Dataset rows for apps and sites
────────────────

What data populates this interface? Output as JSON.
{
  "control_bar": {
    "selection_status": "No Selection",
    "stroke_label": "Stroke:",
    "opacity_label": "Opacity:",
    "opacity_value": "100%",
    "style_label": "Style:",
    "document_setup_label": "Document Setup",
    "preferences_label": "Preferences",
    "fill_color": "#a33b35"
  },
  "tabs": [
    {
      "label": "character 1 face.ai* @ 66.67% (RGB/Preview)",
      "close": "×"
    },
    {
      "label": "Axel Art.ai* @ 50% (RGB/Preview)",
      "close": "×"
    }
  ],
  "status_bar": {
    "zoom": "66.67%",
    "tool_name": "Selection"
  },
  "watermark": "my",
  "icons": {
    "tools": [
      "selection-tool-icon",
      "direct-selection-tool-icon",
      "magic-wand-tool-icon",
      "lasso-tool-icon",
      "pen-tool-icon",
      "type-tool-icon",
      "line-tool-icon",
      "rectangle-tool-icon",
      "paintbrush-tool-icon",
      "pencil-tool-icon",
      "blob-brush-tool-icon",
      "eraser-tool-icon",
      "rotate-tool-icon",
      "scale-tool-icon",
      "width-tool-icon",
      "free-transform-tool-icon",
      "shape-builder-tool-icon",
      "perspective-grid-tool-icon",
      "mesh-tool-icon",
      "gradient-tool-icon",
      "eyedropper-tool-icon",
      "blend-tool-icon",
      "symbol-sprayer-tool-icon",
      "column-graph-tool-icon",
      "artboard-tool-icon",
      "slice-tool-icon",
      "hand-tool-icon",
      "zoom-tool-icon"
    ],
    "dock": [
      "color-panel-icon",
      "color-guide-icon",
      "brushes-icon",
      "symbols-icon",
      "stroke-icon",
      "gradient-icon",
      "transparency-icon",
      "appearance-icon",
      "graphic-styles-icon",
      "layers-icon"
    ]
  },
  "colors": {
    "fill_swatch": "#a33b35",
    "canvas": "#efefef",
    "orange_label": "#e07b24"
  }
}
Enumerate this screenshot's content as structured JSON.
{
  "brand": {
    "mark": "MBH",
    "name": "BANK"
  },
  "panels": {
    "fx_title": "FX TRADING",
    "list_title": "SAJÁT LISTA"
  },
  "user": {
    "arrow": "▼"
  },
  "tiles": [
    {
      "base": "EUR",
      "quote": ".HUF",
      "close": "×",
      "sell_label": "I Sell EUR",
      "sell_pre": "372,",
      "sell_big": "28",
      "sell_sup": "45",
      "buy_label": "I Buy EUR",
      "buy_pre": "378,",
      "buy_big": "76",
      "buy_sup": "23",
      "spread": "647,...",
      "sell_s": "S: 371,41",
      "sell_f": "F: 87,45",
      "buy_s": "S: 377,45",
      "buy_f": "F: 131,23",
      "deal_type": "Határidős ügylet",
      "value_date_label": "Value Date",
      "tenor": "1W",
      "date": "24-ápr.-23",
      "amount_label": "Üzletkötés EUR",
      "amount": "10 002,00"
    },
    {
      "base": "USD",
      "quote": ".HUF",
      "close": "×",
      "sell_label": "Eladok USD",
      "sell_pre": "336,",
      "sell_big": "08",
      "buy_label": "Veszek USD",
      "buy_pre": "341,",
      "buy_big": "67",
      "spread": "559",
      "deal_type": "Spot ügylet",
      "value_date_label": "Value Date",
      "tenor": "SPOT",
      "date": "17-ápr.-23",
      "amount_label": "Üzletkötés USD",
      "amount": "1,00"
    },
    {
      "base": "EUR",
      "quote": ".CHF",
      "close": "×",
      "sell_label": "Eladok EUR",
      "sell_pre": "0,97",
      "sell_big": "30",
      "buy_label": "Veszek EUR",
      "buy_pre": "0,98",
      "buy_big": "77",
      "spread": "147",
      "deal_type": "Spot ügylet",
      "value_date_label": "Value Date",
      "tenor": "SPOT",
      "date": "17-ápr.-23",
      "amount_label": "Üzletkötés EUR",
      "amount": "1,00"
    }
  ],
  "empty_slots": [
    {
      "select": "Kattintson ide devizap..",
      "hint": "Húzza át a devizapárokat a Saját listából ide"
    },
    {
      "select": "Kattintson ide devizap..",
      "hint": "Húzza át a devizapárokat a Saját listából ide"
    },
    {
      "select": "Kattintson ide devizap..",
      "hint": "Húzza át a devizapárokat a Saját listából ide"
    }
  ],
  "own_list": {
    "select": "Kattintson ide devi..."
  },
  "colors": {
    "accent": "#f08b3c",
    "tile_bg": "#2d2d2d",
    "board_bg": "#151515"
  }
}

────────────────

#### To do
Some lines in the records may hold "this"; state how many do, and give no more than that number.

#### Finished task
2